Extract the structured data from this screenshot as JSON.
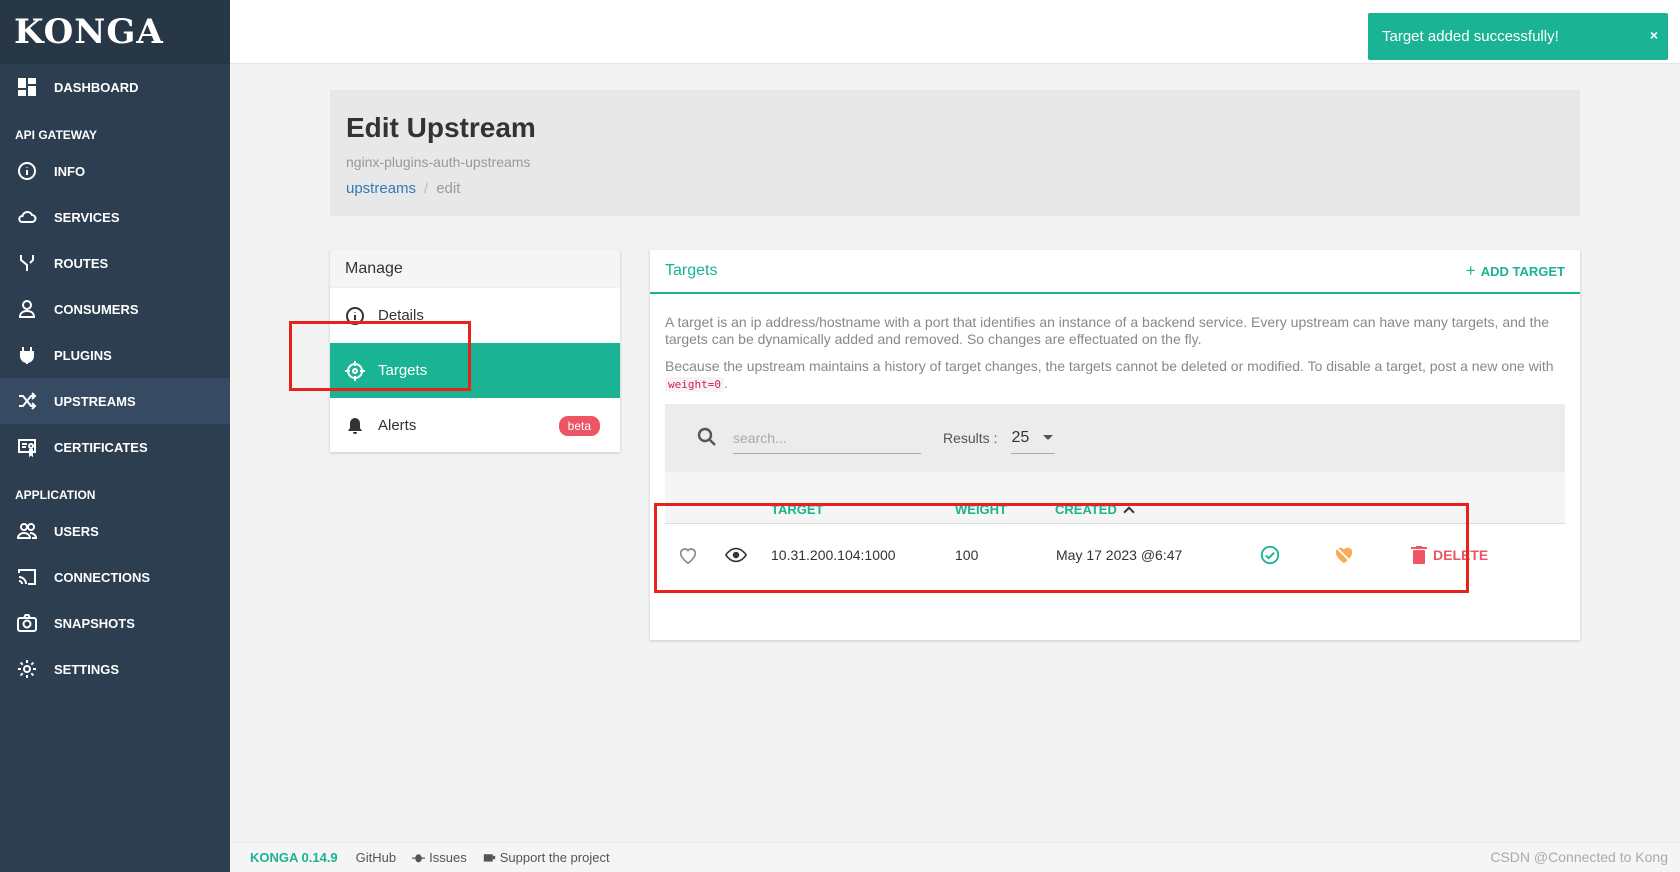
{
  "app": {
    "logo": "KONGA"
  },
  "sidebar": {
    "top": [
      {
        "label": "DASHBOARD",
        "icon": "dashboard-icon"
      }
    ],
    "section1": "API GATEWAY",
    "gateway": [
      {
        "label": "INFO",
        "icon": "info-icon"
      },
      {
        "label": "SERVICES",
        "icon": "cloud-icon"
      },
      {
        "label": "ROUTES",
        "icon": "routes-icon"
      },
      {
        "label": "CONSUMERS",
        "icon": "user-icon"
      },
      {
        "label": "PLUGINS",
        "icon": "plug-icon"
      },
      {
        "label": "UPSTREAMS",
        "icon": "shuffle-icon"
      },
      {
        "label": "CERTIFICATES",
        "icon": "certificate-icon"
      }
    ],
    "section2": "APPLICATION",
    "application": [
      {
        "label": "USERS",
        "icon": "users-icon"
      },
      {
        "label": "CONNECTIONS",
        "icon": "cast-icon"
      },
      {
        "label": "SNAPSHOTS",
        "icon": "camera-icon"
      },
      {
        "label": "SETTINGS",
        "icon": "gear-icon"
      }
    ]
  },
  "toast": {
    "message": "Target added successfully!",
    "close": "×"
  },
  "header": {
    "title": "Edit Upstream",
    "subtitle": "nginx-plugins-auth-upstreams",
    "breadcrumb": {
      "link": "upstreams",
      "current": "edit"
    }
  },
  "manage": {
    "title": "Manage",
    "items": [
      {
        "label": "Details",
        "icon": "info-icon"
      },
      {
        "label": "Targets",
        "icon": "crosshair-icon"
      },
      {
        "label": "Alerts",
        "icon": "bell-icon",
        "badge": "beta"
      }
    ]
  },
  "targets": {
    "title": "Targets",
    "add_label": "ADD TARGET",
    "add_plus": "+",
    "desc1": "A target is an ip address/hostname with a port that identifies an instance of a backend service. Every upstream can have many targets, and the targets can be dynamically added and removed. So changes are effectuated on the fly.",
    "desc2_pre": "Because the upstream maintains a history of target changes, the targets cannot be deleted or modified. To disable a target, post a new one with",
    "desc2_code": "weight=0",
    "desc2_post": ".",
    "search_placeholder": "search...",
    "results_label": "Results :",
    "results_value": "25",
    "columns": {
      "target": "TARGET",
      "weight": "WEIGHT",
      "created": "CREATED"
    },
    "rows": [
      {
        "target": "10.31.200.104:1000",
        "weight": "100",
        "created": "May 17 2023 @6:47",
        "delete": "DELETE"
      }
    ]
  },
  "footer": {
    "version": "KONGA 0.14.9",
    "github": "GitHub",
    "issues": "Issues",
    "support": "Support the project",
    "right": "CSDN @Connected to Kong"
  },
  "colors": {
    "sidebar": "#2d3e50",
    "accent": "#1ab394",
    "danger": "#ed5565",
    "annotation": "#e5231b"
  }
}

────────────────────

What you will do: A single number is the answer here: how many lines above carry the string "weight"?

Answer box: 3